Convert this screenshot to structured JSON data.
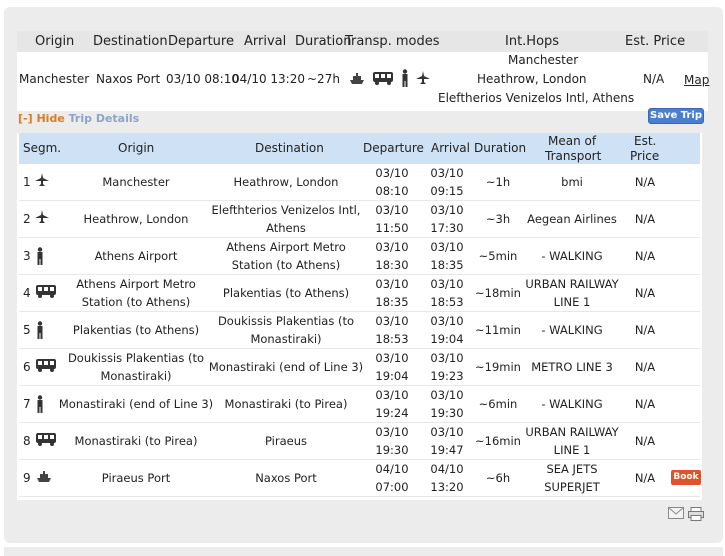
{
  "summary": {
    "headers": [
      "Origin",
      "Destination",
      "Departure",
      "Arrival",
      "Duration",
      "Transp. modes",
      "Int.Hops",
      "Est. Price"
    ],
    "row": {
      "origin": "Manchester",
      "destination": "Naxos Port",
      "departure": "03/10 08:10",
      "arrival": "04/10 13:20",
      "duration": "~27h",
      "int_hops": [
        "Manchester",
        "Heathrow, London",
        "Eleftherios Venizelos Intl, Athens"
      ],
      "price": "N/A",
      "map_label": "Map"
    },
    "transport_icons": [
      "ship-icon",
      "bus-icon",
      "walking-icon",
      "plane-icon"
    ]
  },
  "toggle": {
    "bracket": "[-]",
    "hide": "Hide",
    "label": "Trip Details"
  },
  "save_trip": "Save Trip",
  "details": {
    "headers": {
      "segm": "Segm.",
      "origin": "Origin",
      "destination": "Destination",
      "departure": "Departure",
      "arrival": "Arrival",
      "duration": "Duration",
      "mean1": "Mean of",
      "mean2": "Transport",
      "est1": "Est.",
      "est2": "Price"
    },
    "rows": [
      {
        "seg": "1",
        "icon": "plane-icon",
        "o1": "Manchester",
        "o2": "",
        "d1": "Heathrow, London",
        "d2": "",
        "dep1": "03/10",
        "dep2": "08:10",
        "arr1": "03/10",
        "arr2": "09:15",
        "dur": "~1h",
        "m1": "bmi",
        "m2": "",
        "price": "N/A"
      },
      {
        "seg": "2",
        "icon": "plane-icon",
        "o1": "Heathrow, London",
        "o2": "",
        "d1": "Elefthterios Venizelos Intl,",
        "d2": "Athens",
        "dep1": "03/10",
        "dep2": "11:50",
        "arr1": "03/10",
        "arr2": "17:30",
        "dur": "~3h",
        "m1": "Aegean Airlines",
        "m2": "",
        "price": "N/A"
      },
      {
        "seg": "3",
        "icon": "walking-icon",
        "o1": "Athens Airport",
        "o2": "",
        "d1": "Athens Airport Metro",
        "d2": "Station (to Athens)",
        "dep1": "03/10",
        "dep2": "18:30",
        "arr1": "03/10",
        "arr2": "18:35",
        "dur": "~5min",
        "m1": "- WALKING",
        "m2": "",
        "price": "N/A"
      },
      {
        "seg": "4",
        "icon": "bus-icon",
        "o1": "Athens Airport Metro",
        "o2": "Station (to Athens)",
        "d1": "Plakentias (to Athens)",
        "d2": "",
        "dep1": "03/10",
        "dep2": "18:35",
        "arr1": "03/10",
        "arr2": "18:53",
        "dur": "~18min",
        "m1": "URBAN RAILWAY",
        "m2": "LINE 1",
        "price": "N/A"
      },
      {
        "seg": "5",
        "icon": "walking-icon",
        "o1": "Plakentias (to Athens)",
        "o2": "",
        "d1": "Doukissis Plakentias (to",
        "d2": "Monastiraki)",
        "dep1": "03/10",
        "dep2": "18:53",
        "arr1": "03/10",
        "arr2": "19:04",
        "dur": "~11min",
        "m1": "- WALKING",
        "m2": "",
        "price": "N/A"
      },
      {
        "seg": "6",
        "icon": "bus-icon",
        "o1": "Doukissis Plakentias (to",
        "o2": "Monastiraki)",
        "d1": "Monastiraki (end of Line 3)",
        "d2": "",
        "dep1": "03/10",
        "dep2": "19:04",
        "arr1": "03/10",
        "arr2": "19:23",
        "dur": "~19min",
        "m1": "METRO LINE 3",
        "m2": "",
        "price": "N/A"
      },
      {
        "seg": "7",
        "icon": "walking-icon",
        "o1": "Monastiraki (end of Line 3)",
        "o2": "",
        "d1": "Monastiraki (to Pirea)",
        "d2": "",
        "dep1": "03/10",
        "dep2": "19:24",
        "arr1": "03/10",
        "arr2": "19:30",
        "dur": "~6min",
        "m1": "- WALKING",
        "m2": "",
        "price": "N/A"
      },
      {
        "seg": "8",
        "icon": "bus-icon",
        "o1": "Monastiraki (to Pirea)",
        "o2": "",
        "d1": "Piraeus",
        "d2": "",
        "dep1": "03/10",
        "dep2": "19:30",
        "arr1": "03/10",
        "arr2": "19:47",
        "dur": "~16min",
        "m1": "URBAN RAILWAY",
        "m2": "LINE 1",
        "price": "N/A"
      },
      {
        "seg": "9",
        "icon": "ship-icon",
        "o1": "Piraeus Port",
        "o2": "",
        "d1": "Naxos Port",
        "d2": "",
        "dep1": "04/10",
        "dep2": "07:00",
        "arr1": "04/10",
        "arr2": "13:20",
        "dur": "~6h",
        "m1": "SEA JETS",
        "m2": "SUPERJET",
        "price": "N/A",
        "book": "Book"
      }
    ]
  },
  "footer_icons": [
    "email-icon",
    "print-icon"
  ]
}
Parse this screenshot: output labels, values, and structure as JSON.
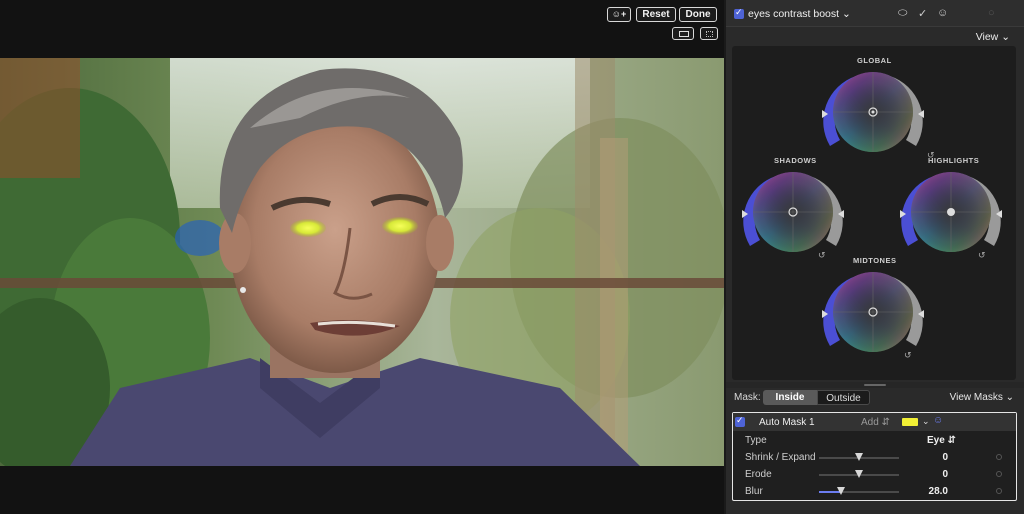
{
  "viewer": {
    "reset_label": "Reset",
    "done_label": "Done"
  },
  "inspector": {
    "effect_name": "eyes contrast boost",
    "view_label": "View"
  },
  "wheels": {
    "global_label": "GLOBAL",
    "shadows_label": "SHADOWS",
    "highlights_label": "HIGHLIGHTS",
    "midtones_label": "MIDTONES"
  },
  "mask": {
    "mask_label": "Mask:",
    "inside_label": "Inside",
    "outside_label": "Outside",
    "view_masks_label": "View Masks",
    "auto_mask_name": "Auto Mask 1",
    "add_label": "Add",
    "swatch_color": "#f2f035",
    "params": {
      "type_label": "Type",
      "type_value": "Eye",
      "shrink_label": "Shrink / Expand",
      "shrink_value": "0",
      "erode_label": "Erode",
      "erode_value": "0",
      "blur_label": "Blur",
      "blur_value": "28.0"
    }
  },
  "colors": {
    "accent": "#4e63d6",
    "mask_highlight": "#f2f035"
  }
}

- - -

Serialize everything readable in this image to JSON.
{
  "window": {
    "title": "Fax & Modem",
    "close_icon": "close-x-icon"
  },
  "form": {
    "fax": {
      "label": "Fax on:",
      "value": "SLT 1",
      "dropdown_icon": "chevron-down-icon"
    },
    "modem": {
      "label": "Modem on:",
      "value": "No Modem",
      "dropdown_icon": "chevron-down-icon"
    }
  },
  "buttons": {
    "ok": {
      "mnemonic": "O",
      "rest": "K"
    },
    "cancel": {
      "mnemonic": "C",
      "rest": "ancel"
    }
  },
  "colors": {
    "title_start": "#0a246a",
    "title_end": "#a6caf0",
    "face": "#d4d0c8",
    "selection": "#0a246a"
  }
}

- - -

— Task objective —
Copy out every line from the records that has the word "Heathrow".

— Exercise response —
        "Heathrow, London",
        "d1": "Heathrow, London",
        "o1": "Heathrow, London",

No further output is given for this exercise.